Finally, my Norse name will be Hrímgrímnir, which means “he who is trying to speak though his jaws are wired together.” He was a mythical giant who lived in the land where nothing was alive, which I believe is a reference to AstroTurf.

Why me? I believe I will stand as a beacon of hope to people who were required to contribute to the construction of the Vikings stadium but wonder how they’ll dig up the money to pay for a ticket to get inside.

It makes you wonder about other sports mascots, and what they’re paid. You might wonder if Goldie Gopher is actually several dozen people who were behind on their student loans and are working off the debt in the old traditional way, namely, overly enthusiastic pantomime.

Crunch, the Timberwolves mascot, is no doubt compensated, because the phrase “put on this suit that’s been previously worn by profusely sweating strangers” is usually accompanied by a monetary offer.

The Saints have a rotating series of pig-based mascots, after Pig’s Eye Parrant, early St. Paul settler. This year it is Stephen Colboar, after the popular TV personality.

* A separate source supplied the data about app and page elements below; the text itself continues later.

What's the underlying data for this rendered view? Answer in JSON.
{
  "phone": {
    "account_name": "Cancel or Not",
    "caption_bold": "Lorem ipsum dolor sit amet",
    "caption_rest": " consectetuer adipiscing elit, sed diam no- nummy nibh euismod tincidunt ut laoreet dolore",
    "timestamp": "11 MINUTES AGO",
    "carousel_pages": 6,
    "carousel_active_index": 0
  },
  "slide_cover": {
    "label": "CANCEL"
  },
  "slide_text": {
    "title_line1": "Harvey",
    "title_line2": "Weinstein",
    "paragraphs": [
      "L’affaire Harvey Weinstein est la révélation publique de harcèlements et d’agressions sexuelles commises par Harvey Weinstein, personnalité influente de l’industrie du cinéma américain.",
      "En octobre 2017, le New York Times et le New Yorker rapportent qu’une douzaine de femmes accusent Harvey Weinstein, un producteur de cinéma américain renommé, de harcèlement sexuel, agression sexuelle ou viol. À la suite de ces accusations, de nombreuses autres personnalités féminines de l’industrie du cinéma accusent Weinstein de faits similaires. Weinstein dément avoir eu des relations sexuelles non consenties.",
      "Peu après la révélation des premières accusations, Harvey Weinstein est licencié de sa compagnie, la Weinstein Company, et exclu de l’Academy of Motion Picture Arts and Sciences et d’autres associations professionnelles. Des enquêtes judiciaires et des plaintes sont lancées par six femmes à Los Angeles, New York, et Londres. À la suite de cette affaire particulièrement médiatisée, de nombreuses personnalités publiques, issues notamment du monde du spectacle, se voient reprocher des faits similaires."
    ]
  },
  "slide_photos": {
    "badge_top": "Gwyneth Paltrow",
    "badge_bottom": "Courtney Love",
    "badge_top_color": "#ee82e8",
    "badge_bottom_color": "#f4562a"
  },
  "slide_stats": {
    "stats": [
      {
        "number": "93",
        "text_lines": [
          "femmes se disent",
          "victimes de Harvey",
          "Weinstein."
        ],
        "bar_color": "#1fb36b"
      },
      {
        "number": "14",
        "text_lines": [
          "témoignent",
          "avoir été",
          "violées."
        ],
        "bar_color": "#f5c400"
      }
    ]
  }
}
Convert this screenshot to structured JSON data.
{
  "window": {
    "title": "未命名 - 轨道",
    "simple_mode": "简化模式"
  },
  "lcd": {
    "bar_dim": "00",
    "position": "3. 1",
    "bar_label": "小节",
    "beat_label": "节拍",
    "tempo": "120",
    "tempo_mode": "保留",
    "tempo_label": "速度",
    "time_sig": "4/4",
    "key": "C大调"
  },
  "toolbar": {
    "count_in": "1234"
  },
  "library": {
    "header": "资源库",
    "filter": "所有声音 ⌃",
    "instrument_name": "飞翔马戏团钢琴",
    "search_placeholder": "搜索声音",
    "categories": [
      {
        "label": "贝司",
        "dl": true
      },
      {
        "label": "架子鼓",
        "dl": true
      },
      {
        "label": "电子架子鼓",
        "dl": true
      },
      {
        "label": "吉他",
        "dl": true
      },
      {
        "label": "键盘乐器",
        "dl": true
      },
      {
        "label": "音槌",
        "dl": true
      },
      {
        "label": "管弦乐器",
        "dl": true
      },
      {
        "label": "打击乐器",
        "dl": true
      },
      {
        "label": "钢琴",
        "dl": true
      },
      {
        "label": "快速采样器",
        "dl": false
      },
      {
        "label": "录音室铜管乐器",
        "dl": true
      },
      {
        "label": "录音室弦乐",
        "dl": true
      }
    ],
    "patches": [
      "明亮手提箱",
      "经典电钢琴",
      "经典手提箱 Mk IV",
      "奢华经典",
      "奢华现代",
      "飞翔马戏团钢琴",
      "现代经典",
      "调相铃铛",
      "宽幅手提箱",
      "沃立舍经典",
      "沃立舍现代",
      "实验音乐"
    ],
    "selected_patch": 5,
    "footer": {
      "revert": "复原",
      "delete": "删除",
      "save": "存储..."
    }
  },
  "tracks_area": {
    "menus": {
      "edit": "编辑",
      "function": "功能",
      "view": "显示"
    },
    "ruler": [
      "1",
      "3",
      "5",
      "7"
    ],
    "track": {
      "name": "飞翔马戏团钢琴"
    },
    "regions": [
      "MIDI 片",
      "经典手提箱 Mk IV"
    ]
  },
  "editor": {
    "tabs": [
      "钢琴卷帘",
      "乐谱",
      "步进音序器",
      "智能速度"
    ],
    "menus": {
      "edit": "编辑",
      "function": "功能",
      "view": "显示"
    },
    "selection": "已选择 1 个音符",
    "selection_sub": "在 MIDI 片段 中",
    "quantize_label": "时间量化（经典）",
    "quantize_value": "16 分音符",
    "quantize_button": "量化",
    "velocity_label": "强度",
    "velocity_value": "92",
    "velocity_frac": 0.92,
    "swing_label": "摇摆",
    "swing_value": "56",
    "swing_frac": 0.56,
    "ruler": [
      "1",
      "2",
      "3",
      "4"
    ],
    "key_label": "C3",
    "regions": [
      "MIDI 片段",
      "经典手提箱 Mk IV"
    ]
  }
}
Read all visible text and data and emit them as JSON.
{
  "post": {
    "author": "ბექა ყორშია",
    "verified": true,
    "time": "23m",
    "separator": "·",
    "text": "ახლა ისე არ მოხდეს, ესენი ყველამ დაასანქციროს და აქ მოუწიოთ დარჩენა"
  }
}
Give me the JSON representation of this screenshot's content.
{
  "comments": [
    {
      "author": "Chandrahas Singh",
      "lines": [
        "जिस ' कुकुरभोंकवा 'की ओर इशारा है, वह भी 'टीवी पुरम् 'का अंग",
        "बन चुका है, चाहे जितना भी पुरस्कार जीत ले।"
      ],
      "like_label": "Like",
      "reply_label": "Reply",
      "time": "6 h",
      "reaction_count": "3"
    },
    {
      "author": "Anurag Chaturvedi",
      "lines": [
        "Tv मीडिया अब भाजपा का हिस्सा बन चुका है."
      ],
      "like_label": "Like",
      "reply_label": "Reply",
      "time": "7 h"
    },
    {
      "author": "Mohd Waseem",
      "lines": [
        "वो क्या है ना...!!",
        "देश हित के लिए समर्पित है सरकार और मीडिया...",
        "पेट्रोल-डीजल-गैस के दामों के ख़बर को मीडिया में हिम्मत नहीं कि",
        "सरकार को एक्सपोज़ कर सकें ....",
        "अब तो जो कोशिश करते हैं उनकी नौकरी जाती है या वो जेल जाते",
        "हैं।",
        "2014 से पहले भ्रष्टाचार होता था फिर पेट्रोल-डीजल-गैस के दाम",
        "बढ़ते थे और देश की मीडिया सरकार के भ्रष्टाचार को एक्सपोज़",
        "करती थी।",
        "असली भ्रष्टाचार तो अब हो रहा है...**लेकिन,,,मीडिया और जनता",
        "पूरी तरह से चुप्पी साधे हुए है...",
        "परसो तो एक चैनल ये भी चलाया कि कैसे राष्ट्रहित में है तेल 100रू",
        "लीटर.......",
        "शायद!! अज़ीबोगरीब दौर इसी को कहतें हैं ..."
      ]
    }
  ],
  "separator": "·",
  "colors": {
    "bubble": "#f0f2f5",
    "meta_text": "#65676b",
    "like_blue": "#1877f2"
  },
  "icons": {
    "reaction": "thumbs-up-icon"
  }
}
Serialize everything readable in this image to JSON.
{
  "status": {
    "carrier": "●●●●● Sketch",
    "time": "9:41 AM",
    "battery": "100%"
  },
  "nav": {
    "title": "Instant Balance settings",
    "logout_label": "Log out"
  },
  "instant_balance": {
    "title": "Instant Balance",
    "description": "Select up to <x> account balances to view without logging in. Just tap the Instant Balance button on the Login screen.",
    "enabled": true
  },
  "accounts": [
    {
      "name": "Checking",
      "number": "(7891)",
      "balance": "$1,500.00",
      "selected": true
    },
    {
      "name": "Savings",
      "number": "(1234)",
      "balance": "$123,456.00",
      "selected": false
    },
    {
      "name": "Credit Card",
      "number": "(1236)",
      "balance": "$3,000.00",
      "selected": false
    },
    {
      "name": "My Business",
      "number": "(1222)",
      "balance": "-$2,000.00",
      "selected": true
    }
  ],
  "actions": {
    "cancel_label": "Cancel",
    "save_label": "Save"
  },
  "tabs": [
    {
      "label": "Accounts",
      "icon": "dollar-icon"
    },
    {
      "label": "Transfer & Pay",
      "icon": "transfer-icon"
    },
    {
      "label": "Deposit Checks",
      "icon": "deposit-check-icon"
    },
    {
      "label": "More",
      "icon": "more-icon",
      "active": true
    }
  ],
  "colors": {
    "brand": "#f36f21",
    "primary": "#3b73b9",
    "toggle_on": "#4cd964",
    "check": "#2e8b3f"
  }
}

Other companies should have mascots. For a while it seemed as if Target had a mascot, Bullseye the Dog, but he was put down after mauling three clerks. (NOT TRUE, he said, for legal reasons.) Don’t know what Medtronic would have, since a pacemaker is a hard thing to render in mascot form; a giant heart walking around the corporate lobby with a cattle prod probably isn’t good PR.

Pillsbury has Poppin’ Fresh, the beloved Doughboy who is always reminding us that he’s different from all the other yeasty raw material because he is self-aware. You wouldn’t bake me! I have consciousness! Tee-hee! Go ahead, poke me in the tummy and I giggle, despite the stabbing pain!

General Mills had the Green Giant, but they’re selling him off. I’m conflicted about this. On one hand, he was a Minnesota icon. On the other, an enormous mass of sentient vegetation is rather terrifying. To a small child the idea of a massive biped who stands in a field laughing about broccoli is disturbing, which is why they had to invent the mascot Sprout, a small child whom the Giant apparently won in a custody battle.

We never met Mrs. Green Giant, and it’s possible she’s sitting in a Le Sueur tavern as we speak, eager to tell anyone who asks what it was really like to live with Green. People think he’s so great. You got no idea. It was alllll about the Niblets with that one.

In short, our mascot production has stagnated. Ragnar’s gone. Menards has pictures of Ray, the Menards Guy, but no actual Ray, not even in felt-skinned form. As far as I know, the only remaining evidence of Minnie, the American Indian mascot for long-gone Minnegasco, exists as a picture on a manhole cover in downtown Minneapolis a few blocks from the new stadium.

Perhaps we’ve just outgrown mascots. Perhaps we can get into the game without someone in costume to lead us.

If so, I’m really the perfect candidate. I won’t show up and I won’t charge anything! And I’ll probably be fired the next year when I double my fee.

 

jlileks@startribune.com 612-673-7858